The volunteers and other athletes urge him to leave the pier, climb down the steps into the water, say it is shallow, look at the other kids way shorter than you standing in it, and he replies he can’t swim and they say you don’t have to, just walk toward us, be brave, follow your heart, be special
he eases himself down, relieved to feel his feet touch squish, turns away from the horizon and towards the land, lifts both arms in prayer position like they tell him to and falls forward in almost a standing dive, allowing the same body weight heavy on sand to hold him up on the water, as all his friends on the beach jump up and down and call his name and clap their hands
later, he’ll tell anyone who will listen how there were hundreds of his new friends, millions, how they cheered and how he felt his heart leave his chest, the same chest mean people laughed at saying it looked like women’s boobs, no matter, he walked on tiptoes, a step at a time as he swam, yes, he’ll tell anyone who will listen, he swam with his arms, he set his timid heart free enough to bravely float onward close enough for him to follow, his heart led the way and the rest of him followed

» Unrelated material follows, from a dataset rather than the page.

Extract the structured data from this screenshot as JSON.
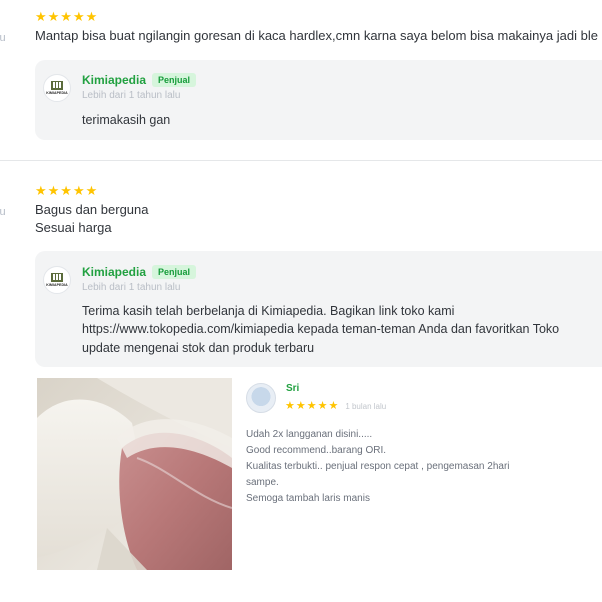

he’ll tell again and again how when he came out of the water, his new friends wrapped him in towels, patted his back, gave him a ribbon, said brave heart you have won, you followed your heart, and you won the Special Olympics, he’ll tell you, he’ll tell me, and we will listen and we will know how hollow pity is, how empty its architecture, and how enormous is the fullness of someone else’s joy.
Eileen Malone’s poetry has been published in over 500 journals, a significant amount of which have earned citations, i.e., three Pushcart nominations. Her award winning Letters with Taloned Claws was published by Poets Corner Press (Sacramento) and I Should Have Given Them Water was published by Ragged Sky Press (Princeton).